▽

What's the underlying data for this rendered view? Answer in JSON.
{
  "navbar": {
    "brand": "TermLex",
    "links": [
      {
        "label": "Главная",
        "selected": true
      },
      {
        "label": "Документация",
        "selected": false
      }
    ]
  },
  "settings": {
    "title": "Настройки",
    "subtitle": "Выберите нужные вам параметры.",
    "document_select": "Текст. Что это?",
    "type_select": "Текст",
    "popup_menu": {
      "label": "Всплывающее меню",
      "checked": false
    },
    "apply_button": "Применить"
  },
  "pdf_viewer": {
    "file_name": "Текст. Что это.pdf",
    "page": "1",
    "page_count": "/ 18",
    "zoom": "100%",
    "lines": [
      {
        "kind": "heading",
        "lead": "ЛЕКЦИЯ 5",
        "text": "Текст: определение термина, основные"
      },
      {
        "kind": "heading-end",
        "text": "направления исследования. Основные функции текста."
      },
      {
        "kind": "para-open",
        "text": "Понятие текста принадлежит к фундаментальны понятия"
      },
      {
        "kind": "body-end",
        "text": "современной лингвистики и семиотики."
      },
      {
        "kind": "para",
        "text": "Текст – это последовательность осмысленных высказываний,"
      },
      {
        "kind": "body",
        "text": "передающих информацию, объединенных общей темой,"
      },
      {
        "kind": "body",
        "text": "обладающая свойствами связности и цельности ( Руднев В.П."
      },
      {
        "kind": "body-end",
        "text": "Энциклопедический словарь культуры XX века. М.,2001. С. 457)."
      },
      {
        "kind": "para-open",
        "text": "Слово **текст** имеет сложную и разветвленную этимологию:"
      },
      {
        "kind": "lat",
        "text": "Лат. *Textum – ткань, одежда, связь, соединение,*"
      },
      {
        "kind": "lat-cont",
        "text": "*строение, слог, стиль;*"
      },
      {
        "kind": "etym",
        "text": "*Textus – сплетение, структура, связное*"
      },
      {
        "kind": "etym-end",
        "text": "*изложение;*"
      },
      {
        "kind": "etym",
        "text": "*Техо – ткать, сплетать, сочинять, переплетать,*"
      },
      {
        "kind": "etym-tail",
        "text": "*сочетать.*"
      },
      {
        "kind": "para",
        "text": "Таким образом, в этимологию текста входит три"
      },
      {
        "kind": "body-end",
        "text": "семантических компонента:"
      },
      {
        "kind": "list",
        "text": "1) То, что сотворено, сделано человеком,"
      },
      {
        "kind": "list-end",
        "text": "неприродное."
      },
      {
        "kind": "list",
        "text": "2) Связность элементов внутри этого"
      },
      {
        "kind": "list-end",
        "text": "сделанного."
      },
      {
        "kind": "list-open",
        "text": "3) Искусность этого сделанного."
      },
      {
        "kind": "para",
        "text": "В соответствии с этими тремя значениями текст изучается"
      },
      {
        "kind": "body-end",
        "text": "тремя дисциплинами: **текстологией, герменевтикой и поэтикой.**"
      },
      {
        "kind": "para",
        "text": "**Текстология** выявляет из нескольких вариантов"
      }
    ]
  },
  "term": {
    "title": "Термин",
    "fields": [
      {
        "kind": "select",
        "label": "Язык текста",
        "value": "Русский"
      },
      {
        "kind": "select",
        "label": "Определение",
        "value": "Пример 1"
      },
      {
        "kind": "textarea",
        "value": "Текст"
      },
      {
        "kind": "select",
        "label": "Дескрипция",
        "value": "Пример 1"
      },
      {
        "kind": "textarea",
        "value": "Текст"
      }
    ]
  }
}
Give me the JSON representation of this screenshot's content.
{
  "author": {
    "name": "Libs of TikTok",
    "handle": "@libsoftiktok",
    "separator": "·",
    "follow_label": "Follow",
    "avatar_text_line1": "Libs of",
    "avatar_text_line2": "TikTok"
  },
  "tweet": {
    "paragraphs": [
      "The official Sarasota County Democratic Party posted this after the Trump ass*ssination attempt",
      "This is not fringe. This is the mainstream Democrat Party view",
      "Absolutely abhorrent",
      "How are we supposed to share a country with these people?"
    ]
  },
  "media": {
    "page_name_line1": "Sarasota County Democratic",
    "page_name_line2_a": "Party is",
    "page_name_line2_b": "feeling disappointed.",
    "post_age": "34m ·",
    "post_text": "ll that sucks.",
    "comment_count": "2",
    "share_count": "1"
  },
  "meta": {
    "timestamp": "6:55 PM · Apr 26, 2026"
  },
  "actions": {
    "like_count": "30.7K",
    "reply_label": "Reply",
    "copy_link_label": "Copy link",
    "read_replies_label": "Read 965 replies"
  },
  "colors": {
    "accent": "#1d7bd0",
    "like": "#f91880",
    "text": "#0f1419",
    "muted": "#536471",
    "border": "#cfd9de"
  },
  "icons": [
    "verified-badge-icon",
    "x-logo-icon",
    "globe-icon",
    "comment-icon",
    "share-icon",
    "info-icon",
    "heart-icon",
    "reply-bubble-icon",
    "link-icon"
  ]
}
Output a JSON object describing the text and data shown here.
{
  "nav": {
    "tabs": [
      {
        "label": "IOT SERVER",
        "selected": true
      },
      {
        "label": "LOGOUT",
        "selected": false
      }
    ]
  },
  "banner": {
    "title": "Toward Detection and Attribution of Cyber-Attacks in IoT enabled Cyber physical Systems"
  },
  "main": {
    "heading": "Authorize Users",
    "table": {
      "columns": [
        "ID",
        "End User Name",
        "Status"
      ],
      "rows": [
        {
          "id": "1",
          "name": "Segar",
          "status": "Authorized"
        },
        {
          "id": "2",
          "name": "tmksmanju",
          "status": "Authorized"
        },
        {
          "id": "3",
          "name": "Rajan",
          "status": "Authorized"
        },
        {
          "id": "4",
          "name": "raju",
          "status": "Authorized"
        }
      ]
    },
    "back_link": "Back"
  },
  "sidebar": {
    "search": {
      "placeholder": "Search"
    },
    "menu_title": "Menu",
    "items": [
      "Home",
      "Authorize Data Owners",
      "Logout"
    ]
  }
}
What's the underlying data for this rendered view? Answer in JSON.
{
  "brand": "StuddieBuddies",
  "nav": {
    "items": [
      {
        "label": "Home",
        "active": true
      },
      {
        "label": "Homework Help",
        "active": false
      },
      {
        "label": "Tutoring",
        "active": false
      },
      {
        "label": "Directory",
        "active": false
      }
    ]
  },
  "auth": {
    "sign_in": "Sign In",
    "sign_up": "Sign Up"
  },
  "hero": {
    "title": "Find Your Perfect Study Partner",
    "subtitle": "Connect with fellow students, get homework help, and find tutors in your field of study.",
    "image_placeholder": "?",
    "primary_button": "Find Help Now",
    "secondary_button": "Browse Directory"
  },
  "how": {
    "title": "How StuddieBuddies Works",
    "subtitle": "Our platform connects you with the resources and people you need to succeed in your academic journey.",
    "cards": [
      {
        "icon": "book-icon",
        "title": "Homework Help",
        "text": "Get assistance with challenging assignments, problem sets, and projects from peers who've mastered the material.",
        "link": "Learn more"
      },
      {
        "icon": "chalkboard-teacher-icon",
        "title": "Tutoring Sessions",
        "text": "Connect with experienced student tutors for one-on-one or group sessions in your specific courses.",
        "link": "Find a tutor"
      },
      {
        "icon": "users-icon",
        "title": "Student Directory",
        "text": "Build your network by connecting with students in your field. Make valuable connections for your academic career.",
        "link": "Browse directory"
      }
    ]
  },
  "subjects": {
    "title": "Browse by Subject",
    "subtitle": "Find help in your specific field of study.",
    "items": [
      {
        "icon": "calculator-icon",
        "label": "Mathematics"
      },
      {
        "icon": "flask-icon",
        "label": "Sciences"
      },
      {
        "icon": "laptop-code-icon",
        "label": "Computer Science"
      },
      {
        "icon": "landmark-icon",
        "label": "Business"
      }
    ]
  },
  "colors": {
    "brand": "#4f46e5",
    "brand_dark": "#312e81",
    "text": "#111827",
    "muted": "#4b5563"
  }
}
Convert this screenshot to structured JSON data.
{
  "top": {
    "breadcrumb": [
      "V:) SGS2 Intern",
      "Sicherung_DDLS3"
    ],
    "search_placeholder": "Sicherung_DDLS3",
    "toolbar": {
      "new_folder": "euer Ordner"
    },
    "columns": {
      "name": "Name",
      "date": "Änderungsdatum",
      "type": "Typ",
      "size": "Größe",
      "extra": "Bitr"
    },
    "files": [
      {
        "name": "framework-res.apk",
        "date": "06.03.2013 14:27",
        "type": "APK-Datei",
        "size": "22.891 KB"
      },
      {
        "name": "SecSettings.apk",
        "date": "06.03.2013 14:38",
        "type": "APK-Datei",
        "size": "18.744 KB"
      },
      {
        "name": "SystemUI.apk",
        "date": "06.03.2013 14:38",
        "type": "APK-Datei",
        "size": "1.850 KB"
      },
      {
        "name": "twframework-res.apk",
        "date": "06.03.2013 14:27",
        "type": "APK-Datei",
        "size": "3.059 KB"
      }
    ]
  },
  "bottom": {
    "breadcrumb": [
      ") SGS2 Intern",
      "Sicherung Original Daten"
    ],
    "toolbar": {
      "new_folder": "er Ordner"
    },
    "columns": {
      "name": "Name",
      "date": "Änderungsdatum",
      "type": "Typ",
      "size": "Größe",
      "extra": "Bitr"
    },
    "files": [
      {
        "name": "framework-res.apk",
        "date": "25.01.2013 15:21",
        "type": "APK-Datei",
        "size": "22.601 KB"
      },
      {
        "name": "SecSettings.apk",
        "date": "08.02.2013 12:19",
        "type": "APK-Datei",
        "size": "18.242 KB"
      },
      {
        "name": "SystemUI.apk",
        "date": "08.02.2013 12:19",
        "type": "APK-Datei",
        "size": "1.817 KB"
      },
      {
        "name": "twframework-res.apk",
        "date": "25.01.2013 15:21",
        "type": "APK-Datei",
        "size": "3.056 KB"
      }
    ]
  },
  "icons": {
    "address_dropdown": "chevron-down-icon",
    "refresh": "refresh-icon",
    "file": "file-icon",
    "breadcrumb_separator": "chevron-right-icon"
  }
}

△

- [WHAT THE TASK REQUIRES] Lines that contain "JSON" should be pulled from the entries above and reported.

- [ANSWER FOR THE TASK]
What's the underlying data for this rendered view? Answer in JSON.
Give me the JSON representation of this screenshot's content.
Output a JSON object describing the text and data shown here.
What's the underlying data for this rendered view? Answer in JSON.
Convert this screenshot to structured JSON data.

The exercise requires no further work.